The starting content must be dividable in some way. It can be an eBook, a course (e-mail or video), a report, a webinar, or even a presentation. This type of content also has chapters or parts at least.
In addition to dividing content into parts/fragments, you should also pay attention to:
possibly a timeless but also concrete subject, something that has a bottom line
subject area related with your business
advice or practical insight that is easy to implement
key words strategy
Then you “go down” from this starting, comprehensive content, i.e. you divide it into smaller parts, chosen topics and provide them with a different form: visual or text. You then publish these smaller parts cyclically in your company media; e.g. you can schedule them as your blog content. It can be an infographic, a text post, e-mailing, slides, a podcast etc. (a medium very often determines the form).
This way even a post on your blog can be further divided into social media microcontent: e.g. you can post fragments on Twitter and Facebook, in a newsletter, make a short video or animation (e.g. a tutorial) for Vine or Snapchat, a presentation on Slideshare or a podcast (e.g. a discussion further exploring the subject or addressing the comments under the post). The general pattern can be presented with a simple infographic:
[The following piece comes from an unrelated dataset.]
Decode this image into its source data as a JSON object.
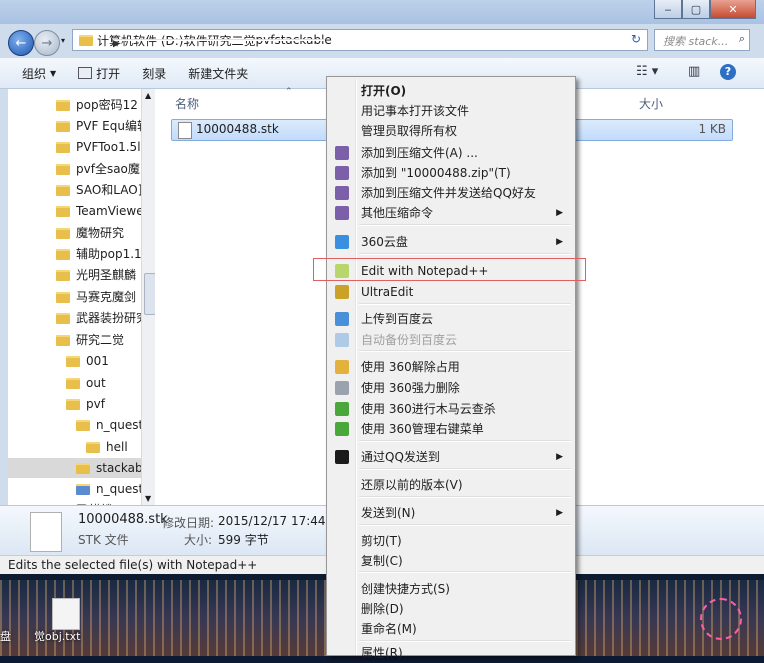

Why is one comprehensive content better than creating a lot of varied content? Here’s what Barry Feldman thinks about it, content marketing strategist, copywriter, creative director and promoter of dividable content strategy:
– The key to creating effective content is to make it accurate, meaningful. Large “pieces” of valuable content very often get more “shares”, have better results in browsers and provide value for a longer time.
Could such content management make you repeat yourself? Barry Feldman explains that: – There’s no need to worry. Marketing strategies are most effective when they expose customers to a coherent, consistent message over time via numerous points of contact.
Kategorie: school of contentic